6 tips for getting the most out of your laundry products.
The average American family does 8 to 10 loads of laundry per week. With so much washing and drying going on, even a few cents of savings per load can really start to add up. Chances are you have probably already made some energy-saving adjustments to your laundry routine such as running fewer wash loads on hot and adding tennis balls to the dryer to help clothes circulate and reduce drying times.
But have you considered the impact that your laundry products have on the efficiency of your wash and the cost of your laundry? Here are some useful tips that should help you choose the right products for a cost-effective clean.
Use Less Detergent
Except in the case of heavily soiled clothes or really big loads, you really don’t need to use as much detergent as the bottle says. Instead, fill the cap only to the lowest line. Experts estimate this will save the average family $80 per year.
Never Use Regular Detergent in a High-Efficiency Machine
Your traditional top-loading washing machine cleans clothes differently than a high-efficiency machine. Top-loaders soak and agitate clothes to encourage detergents to bond with dirt molecules and draw them out of the fabric, while high-efficiency machines force soapy water through the fabric, allowing the detergent to pull dirt away in this fashion. These two different cleaning actions require two different detergents. You may think you are saving money by using regular detergent in a high-efficiency machine, but in reality your clothes aren’t getting cleaned right.

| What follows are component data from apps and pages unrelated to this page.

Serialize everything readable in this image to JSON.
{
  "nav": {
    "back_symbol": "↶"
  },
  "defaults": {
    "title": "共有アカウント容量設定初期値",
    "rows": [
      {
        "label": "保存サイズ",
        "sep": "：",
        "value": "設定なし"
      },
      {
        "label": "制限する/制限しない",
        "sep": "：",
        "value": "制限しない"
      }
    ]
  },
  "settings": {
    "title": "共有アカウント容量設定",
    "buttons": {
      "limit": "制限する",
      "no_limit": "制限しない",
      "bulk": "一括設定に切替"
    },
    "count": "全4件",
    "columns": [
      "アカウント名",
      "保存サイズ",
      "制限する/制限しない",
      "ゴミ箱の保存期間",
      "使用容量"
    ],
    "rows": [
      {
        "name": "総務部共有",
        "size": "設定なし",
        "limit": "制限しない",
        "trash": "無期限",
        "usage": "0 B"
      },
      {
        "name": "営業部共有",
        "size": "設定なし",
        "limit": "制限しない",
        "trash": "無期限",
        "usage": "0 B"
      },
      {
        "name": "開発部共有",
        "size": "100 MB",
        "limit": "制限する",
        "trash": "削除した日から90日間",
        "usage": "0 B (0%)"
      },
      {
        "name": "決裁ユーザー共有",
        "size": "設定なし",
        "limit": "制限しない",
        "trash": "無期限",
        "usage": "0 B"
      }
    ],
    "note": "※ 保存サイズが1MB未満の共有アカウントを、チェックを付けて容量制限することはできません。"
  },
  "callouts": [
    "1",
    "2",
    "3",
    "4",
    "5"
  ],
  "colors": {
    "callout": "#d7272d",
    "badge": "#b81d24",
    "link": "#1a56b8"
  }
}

Always Use a Cold Rinse, But Beware a Cold Wash
The only time you really need a hot wash is for sanitizing items that have blood or bodily fluids on them. Otherwise, a cold wash is much more energy-efficient. However, it is important to understand that it is possible for water to be too cold for detergent to work effectively. If the water is below 65 degrees, the chemical reactions needed to attract soils away from the clothes to the detergent particles will not occur. So on really cold days, use warm water instead of cold for washing. It is always safe to use cold water for rinsing.

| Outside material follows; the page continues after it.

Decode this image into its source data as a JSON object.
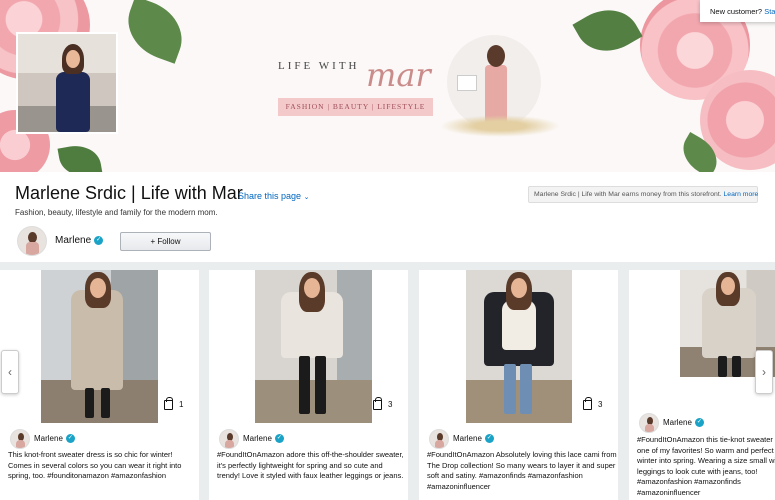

Avoid Fabric Softener
Many families spend $65 on fabric softener per year. Often, this product seems necessary precisely because detergent residue has made clothes stiff. Using less detergent should eliminate the need for fabric softener. If static cling is the concern, try line drying synthetic fabrics instead of using fabric softener.
Ditch the Dryer Sheets
Dryer sheets are another product that isn’t really necessary for nice, clean-smelling laundry. It can actually harm your dryer by depositing residue on its heat sensors, in which case you’ll end up spending more money on dryer repairs.
Avoid Optical Brighteners
Products that promise to make clothes “appear” brighter without bleach often contain compounds called optical brighteners. These provide the illusion of bright, clean clothes by adding a film of chemical residue to the cloth. To make matters worse, many contain benzene, a known carcinogen.